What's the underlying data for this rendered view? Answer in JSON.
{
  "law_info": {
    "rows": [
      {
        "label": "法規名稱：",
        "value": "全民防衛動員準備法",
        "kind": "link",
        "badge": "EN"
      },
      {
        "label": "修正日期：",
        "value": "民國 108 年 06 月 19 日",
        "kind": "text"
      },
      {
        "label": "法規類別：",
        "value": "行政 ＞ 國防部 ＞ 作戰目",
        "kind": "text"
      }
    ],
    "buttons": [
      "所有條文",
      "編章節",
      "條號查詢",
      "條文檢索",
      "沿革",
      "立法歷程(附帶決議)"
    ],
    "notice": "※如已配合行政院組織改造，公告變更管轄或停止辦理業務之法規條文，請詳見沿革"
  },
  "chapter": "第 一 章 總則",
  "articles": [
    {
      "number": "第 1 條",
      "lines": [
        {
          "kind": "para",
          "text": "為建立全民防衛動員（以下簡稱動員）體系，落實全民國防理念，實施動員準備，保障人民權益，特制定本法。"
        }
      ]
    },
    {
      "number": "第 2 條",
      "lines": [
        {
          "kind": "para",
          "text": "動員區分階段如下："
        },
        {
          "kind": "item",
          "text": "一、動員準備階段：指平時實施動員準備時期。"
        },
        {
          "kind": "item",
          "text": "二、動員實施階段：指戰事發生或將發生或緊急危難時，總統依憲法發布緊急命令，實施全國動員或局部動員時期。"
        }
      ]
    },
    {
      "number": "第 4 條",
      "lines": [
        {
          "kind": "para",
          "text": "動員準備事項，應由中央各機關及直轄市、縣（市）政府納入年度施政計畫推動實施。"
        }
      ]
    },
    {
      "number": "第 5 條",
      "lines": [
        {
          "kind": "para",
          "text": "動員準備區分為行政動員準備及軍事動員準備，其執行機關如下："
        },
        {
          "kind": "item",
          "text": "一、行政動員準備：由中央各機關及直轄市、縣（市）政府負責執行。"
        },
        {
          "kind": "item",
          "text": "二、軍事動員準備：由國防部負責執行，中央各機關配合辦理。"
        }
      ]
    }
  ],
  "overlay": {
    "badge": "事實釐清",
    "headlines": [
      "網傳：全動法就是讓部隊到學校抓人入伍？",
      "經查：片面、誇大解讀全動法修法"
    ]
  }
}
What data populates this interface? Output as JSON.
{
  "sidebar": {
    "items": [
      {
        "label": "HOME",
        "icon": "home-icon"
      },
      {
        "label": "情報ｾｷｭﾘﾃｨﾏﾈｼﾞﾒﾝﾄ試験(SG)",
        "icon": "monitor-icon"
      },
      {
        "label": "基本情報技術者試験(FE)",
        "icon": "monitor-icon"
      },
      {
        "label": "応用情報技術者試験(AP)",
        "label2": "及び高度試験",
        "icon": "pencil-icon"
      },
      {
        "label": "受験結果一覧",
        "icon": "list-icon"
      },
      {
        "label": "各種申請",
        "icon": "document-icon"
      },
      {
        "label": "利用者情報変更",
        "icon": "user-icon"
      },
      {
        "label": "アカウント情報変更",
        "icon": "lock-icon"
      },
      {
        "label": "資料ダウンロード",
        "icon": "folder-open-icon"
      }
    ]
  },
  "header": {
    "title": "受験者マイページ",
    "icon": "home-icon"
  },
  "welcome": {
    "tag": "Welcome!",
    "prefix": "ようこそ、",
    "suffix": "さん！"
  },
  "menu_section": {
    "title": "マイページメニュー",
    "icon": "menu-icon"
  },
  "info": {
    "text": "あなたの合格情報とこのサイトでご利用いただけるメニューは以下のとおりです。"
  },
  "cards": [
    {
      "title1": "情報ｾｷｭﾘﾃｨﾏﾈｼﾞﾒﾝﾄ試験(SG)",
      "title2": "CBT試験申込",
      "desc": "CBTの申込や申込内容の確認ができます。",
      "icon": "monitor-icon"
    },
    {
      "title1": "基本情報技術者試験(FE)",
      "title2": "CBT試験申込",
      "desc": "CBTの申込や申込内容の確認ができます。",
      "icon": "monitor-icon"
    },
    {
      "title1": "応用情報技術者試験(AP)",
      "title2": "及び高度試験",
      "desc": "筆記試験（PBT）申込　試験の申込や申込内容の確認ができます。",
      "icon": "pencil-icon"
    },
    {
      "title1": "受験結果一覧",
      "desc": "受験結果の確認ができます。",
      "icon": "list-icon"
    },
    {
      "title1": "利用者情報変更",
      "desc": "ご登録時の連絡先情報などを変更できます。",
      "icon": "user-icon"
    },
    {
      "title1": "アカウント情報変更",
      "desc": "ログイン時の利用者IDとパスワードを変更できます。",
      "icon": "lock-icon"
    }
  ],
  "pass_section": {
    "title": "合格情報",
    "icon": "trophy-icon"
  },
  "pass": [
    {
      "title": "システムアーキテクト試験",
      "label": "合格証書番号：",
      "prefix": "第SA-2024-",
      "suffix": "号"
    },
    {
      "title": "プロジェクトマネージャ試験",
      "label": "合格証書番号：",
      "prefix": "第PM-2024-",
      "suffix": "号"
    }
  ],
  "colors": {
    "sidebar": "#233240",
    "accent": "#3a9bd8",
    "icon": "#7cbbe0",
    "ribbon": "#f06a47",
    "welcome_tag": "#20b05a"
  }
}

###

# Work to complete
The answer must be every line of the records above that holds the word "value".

# Solution for this exercise
        "value": "全民防衛動員準備法",
        "value": "民國 108 年 06 月 19 日",
        "value": "行政 ＞ 國防部 ＞ 作戰目",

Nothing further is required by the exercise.